(Interface dataset entries)
--- START ---
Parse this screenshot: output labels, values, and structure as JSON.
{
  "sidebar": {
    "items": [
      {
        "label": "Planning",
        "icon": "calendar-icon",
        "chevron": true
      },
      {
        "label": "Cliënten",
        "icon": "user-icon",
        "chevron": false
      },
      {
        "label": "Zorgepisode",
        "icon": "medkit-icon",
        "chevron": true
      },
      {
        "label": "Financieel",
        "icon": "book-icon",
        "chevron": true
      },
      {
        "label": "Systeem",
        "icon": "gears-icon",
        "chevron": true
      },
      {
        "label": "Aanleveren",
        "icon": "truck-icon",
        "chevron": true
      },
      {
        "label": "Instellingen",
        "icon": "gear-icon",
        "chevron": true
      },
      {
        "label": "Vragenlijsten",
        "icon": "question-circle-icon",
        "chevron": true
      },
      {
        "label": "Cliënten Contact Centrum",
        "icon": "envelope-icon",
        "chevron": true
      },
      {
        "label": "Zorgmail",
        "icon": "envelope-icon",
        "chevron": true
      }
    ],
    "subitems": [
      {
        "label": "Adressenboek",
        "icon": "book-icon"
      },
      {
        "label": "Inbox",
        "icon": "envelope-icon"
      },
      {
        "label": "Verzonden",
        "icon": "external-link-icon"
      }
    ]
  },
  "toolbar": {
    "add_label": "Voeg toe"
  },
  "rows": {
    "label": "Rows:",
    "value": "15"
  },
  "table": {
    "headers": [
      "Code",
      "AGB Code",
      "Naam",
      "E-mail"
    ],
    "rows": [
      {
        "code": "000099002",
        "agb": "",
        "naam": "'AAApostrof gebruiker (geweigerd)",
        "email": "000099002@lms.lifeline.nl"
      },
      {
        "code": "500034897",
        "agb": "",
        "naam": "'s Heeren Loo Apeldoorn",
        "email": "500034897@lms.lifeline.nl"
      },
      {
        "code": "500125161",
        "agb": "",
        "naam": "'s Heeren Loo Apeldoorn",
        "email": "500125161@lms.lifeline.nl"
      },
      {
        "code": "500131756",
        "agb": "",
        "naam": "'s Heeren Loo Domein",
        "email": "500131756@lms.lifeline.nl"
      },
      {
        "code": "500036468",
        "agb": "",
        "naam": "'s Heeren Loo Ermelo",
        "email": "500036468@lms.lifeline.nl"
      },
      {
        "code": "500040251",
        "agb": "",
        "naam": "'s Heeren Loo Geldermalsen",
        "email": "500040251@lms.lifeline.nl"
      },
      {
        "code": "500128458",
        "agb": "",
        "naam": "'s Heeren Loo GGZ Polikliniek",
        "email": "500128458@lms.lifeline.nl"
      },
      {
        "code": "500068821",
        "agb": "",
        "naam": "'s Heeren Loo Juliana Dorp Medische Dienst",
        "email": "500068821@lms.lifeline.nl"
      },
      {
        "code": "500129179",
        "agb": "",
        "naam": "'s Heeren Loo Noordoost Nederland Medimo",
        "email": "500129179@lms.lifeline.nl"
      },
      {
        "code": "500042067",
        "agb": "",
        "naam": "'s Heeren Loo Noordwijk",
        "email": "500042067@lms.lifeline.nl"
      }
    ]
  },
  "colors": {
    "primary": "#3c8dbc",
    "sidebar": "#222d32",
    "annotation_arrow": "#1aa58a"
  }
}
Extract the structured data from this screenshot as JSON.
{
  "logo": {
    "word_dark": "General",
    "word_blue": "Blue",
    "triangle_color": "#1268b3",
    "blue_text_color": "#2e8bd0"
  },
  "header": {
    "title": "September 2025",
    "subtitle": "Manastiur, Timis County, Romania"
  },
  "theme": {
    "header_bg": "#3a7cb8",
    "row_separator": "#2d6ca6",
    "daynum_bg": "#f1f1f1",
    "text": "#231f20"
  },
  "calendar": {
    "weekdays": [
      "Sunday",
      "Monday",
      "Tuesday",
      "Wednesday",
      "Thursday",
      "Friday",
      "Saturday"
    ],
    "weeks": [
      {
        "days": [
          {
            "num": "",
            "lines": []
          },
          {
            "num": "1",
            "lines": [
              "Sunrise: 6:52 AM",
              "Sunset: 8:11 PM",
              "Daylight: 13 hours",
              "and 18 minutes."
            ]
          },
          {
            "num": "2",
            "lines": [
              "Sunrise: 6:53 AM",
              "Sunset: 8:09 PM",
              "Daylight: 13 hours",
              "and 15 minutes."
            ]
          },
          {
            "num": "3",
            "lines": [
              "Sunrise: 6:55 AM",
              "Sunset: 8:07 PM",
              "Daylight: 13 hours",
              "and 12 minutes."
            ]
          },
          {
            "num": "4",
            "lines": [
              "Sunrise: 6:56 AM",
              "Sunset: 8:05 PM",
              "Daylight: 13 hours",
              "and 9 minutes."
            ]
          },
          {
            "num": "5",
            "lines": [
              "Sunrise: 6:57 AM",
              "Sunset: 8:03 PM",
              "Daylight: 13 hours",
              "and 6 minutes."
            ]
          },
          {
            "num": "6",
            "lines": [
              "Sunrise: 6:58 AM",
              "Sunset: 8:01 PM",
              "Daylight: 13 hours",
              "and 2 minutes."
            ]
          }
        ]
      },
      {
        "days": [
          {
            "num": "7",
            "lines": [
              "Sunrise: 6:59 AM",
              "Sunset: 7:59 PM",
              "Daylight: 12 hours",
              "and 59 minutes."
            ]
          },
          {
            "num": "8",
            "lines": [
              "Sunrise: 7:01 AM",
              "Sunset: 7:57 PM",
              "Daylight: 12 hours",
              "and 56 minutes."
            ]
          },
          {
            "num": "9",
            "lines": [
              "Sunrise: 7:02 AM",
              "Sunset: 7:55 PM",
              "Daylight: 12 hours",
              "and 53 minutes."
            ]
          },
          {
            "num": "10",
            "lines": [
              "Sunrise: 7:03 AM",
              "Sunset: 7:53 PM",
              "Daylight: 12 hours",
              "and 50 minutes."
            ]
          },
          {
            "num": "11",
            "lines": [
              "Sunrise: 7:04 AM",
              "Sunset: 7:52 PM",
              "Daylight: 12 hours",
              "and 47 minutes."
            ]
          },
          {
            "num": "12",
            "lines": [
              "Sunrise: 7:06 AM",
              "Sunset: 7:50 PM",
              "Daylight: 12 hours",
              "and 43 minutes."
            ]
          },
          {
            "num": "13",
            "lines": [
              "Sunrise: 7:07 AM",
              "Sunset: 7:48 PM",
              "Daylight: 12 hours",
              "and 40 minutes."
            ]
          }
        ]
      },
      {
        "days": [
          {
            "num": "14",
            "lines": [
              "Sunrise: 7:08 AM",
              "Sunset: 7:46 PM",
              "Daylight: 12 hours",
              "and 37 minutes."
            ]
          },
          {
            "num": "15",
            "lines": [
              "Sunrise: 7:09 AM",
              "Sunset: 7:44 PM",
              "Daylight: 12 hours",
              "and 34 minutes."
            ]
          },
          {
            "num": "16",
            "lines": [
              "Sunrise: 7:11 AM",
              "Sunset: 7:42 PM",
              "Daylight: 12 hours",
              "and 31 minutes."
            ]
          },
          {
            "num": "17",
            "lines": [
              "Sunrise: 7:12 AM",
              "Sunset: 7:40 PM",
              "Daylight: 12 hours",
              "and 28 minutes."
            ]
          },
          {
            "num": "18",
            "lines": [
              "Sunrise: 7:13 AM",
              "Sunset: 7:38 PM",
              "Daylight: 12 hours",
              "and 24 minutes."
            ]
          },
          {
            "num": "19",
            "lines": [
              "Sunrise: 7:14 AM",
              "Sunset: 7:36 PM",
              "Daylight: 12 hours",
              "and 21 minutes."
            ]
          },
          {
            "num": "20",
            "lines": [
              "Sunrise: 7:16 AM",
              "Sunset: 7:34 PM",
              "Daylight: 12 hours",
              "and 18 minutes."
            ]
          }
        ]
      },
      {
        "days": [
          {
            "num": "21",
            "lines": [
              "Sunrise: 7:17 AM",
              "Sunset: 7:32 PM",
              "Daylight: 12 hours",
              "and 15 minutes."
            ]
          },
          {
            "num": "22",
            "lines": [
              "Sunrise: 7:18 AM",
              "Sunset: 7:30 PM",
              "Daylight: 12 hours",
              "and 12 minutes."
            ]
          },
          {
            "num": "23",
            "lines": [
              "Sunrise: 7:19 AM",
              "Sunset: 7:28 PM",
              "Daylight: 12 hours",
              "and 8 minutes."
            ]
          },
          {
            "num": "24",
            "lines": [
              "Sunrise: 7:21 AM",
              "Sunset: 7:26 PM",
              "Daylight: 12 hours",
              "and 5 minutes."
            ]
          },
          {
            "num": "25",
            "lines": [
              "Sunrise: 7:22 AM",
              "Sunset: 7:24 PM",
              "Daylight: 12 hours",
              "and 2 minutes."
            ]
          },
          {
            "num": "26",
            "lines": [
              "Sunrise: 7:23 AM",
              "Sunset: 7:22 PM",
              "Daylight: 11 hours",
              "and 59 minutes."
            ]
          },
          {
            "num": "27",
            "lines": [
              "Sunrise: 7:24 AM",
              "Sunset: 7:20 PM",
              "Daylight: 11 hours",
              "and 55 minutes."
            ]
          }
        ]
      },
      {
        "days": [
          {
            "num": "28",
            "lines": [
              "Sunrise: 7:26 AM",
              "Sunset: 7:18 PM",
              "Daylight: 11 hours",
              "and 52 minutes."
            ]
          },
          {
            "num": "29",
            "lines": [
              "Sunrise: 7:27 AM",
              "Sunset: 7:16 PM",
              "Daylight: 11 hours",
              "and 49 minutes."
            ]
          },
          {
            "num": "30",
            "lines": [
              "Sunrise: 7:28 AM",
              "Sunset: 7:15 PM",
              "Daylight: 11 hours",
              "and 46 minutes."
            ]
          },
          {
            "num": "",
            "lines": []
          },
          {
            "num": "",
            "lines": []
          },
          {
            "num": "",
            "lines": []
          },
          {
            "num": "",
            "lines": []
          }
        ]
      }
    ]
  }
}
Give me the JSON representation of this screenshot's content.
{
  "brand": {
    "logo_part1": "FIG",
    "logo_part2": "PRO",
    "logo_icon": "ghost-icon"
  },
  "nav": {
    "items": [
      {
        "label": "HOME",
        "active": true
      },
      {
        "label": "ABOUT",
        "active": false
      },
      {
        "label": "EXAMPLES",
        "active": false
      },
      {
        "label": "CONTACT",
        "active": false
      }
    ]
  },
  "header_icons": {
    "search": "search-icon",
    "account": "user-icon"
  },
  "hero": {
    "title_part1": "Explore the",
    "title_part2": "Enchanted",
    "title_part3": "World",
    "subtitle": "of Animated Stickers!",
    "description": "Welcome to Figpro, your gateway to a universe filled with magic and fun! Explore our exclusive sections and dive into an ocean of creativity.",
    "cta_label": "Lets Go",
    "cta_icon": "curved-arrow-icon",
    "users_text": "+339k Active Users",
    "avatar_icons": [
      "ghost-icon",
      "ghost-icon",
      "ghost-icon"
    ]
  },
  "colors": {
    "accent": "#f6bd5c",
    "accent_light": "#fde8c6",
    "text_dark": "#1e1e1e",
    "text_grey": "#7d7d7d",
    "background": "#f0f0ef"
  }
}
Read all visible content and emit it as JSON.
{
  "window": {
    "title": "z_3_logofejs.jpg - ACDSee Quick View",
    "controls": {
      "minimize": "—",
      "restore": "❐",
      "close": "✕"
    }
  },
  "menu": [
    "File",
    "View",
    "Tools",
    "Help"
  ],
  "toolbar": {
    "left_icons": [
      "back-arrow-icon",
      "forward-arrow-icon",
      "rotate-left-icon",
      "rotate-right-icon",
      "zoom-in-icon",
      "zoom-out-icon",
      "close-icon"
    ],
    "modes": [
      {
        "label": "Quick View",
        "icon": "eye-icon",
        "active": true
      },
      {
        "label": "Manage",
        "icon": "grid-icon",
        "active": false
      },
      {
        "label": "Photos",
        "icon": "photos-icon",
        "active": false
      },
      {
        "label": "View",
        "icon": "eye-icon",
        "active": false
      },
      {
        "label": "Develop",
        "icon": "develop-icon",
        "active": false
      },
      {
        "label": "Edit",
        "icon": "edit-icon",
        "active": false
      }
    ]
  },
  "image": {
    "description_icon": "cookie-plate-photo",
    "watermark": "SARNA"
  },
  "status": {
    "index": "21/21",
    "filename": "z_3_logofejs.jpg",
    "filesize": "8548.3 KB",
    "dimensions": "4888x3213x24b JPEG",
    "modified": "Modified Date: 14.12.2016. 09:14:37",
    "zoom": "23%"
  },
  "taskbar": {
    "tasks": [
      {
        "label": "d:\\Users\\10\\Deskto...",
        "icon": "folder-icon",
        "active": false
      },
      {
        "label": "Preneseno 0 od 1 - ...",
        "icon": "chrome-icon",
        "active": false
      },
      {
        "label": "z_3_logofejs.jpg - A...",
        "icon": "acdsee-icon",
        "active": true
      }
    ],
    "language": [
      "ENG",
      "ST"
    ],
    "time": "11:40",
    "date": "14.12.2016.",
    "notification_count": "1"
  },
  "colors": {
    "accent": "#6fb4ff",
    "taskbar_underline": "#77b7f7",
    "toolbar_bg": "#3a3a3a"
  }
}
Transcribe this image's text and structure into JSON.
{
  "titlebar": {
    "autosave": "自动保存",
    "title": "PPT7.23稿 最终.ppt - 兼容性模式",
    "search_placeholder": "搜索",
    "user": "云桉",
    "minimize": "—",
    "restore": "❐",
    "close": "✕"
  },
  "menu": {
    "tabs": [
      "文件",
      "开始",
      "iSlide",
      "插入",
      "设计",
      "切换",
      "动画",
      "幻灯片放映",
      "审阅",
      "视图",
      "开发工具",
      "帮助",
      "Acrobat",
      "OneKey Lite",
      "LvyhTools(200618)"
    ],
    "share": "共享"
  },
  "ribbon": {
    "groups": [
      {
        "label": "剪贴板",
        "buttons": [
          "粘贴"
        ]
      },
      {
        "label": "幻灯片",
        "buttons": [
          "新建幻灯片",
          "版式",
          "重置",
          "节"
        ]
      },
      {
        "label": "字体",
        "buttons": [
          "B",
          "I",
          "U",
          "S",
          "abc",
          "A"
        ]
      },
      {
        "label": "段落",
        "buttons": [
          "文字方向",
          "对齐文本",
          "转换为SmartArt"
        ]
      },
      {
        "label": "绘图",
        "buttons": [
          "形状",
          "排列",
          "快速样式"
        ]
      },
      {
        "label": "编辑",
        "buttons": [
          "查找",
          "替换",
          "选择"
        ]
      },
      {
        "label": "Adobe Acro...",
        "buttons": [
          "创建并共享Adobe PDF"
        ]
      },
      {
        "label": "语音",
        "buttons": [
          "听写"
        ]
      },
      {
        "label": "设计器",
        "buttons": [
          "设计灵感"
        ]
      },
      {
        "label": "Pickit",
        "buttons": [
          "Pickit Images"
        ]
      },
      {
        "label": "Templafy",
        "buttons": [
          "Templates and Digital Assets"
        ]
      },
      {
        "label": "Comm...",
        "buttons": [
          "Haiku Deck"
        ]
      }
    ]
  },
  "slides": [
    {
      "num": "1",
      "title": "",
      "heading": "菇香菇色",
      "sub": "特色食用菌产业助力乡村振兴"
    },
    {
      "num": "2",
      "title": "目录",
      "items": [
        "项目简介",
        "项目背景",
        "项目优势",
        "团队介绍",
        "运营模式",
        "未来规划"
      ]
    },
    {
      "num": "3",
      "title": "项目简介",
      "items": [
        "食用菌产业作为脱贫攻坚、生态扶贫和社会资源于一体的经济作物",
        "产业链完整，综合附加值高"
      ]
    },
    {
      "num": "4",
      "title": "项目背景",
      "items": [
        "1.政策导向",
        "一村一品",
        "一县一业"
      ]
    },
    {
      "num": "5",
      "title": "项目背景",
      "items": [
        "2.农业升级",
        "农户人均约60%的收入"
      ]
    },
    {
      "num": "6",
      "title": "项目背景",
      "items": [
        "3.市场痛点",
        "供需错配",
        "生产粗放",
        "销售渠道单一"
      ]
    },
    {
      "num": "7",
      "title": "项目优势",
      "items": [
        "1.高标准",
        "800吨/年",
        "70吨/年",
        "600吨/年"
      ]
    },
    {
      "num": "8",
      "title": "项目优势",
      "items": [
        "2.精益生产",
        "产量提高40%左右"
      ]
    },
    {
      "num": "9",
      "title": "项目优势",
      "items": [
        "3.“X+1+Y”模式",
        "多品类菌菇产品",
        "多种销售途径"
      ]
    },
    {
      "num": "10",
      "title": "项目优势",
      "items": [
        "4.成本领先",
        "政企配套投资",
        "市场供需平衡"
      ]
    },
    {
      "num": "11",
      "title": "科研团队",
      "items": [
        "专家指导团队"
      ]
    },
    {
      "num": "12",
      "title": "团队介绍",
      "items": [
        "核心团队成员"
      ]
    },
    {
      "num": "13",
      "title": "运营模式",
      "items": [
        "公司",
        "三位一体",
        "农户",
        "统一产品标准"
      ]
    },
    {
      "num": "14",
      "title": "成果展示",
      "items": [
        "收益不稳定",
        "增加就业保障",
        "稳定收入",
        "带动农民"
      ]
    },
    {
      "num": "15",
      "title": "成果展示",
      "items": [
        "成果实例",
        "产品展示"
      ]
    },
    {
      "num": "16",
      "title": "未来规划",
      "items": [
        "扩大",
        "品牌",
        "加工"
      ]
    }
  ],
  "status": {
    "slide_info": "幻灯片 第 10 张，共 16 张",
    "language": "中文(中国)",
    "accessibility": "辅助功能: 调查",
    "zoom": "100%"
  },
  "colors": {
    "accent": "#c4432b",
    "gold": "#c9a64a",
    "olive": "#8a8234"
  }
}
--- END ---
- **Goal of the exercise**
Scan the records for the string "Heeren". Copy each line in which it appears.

- **Written answer**
        "naam": "'s Heeren Loo Apeldoorn",
        "naam": "'s Heeren Loo Apeldoorn",
        "naam": "'s Heeren Loo Domein",
        "naam": "'s Heeren Loo Ermelo",
        "naam": "'s Heeren Loo Geldermalsen",
        "naam": "'s Heeren Loo GGZ Polikliniek",
        "naam": "'s Heeren Loo Juliana Dorp Medische Dienst",
        "naam": "'s Heeren Loo Noordoost Nederland Medimo",
        "naam": "'s Heeren Loo Noordwijk",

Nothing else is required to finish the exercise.